▶ **Directions**:
Each line that contains the string "arrow" counts once; report how many such lines appear in the data, as a number only.

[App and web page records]
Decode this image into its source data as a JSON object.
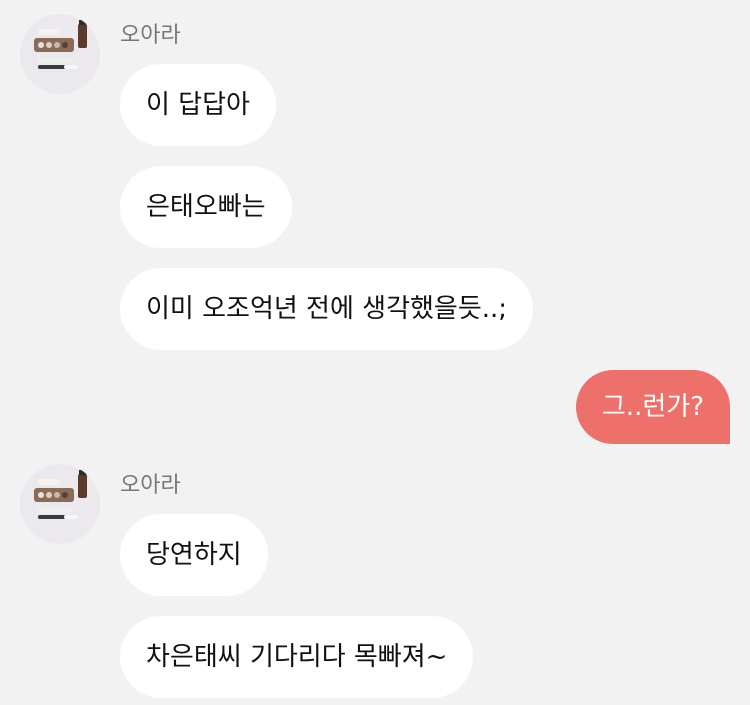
{
  "messages": [
    {
      "side": "incoming",
      "sender": "오아라",
      "text": "이 답답아"
    },
    {
      "side": "incoming",
      "text": "은태오빠는"
    },
    {
      "side": "incoming",
      "text": "이미 오조억년 전에 생각했을듯..;"
    },
    {
      "side": "outgoing",
      "text": "그..런가?"
    },
    {
      "side": "incoming",
      "sender": "오아라",
      "text": "당연하지"
    },
    {
      "side": "incoming",
      "text": "차은태씨 기다리다 목빠져~"
    }
  ],
  "colors": {
    "background": "#f2f2f2",
    "incoming_bubble": "#ffffff",
    "outgoing_bubble": "#ee706a",
    "sender_name": "#777777"
  },
  "icons": {
    "avatar": "profile-photo-products-icon"
  }
}
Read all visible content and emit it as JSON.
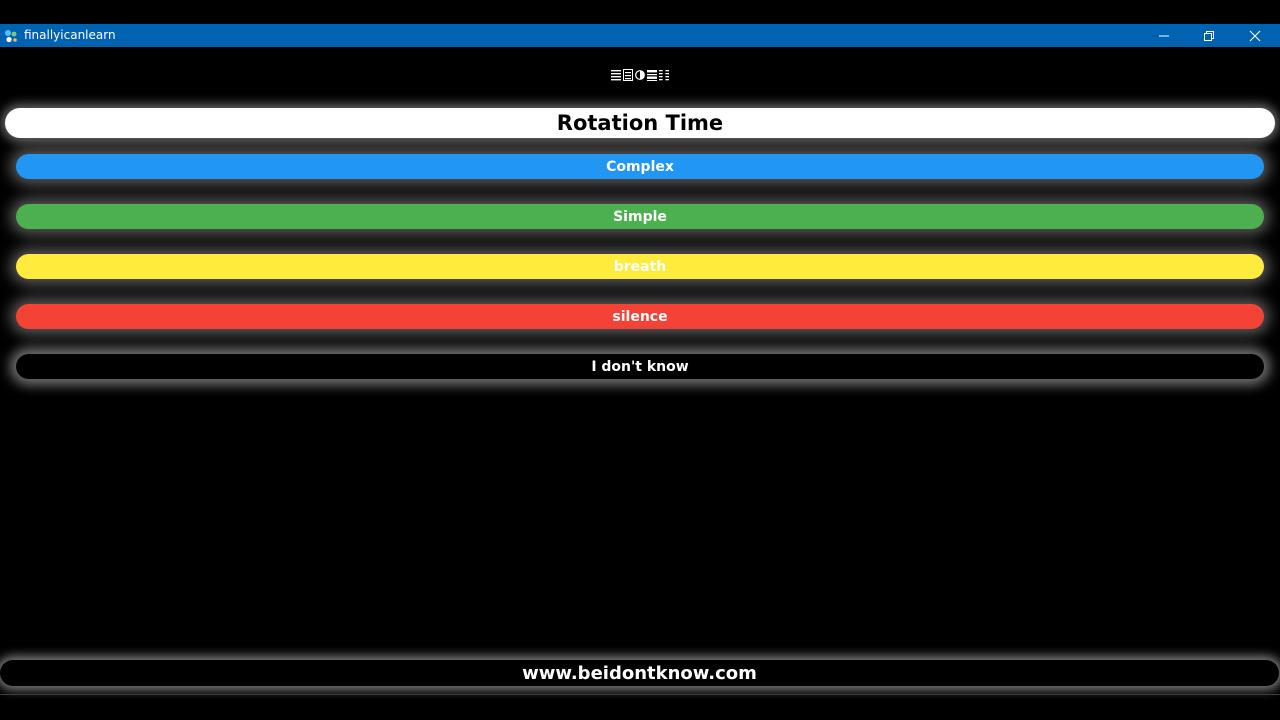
{
  "window": {
    "title": "finallyicanlearn",
    "titlebar_color": "#0063b1",
    "controls": [
      "minimize-icon",
      "restore-icon",
      "close-icon"
    ]
  },
  "toolbar": {
    "icons": [
      "list-icon",
      "grid-list-icon",
      "contrast-icon",
      "checklist-icon",
      "columns-icon"
    ]
  },
  "header": {
    "title": "Rotation Time"
  },
  "options": [
    {
      "label": "Complex",
      "color": "#2196f3"
    },
    {
      "label": "Simple",
      "color": "#4caf50"
    },
    {
      "label": "breath",
      "color": "#ffeb3b"
    },
    {
      "label": "silence",
      "color": "#f44336"
    },
    {
      "label": "I don't know",
      "color": "#000000"
    }
  ],
  "footer": {
    "text": "www.beidontknow.com"
  }
}
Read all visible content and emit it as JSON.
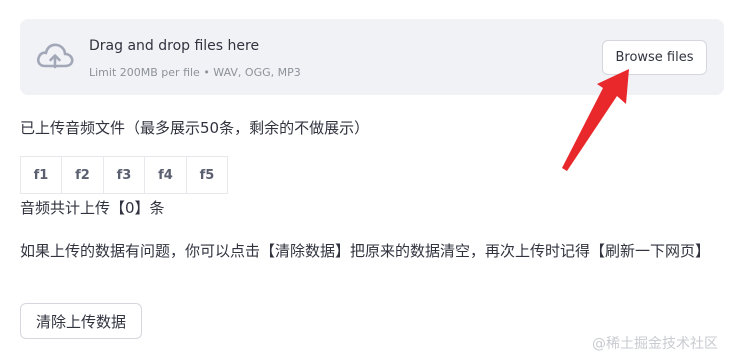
{
  "uploader": {
    "title": "Drag and drop files here",
    "subtitle": "Limit 200MB per file • WAV, OGG, MP3",
    "browse_label": "Browse files",
    "icon": "cloud-upload-icon"
  },
  "uploaded_header": "已上传音频文件（最多展示50条，剩余的不做展示）",
  "table": {
    "columns": [
      "f1",
      "f2",
      "f3",
      "f4",
      "f5"
    ]
  },
  "count_text": "音频共计上传【0】条",
  "notice": "如果上传的数据有问题，你可以点击【清除数据】把原来的数据清空，再次上传时记得【刷新一下网页】",
  "clear_button_label": "清除上传数据",
  "watermark": "@稀土掘金技术社区",
  "colors": {
    "arrow": "#e8282b",
    "dropzone_bg": "#f0f2f6",
    "icon": "#a3a8b8"
  }
}
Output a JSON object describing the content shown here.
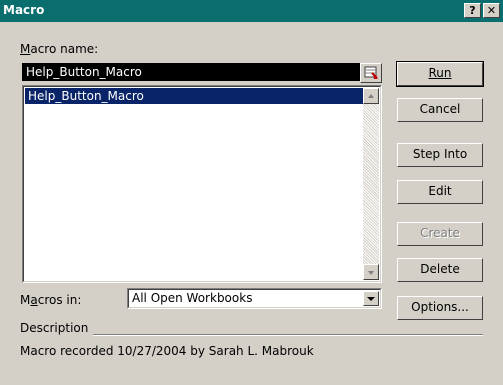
{
  "window": {
    "title": "Macro",
    "help_button": "?",
    "close_button": "✕"
  },
  "macro_name": {
    "label": "Macro name:",
    "value": "Help_Button_Macro"
  },
  "macro_list": {
    "items": [
      "Help_Button_Macro"
    ],
    "selected_index": 0
  },
  "macros_in": {
    "label": "Macros in:",
    "value": "All Open Workbooks"
  },
  "description": {
    "label": "Description",
    "text": "Macro recorded 10/27/2004 by Sarah L. Mabrouk"
  },
  "buttons": {
    "run": "Run",
    "cancel": "Cancel",
    "step_into": "Step Into",
    "edit": "Edit",
    "create": "Create",
    "delete": "Delete",
    "options": "Options..."
  },
  "colors": {
    "titlebar": "#0a6e6e",
    "selection": "#0a246a",
    "dialog_bg": "#d4d0c8"
  },
  "icons": {
    "ref": "range-select-icon",
    "scroll_up": "scroll-up-arrow-icon",
    "scroll_down": "scroll-down-arrow-icon",
    "dropdown": "dropdown-arrow-icon"
  }
}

▶ **Solution**:
4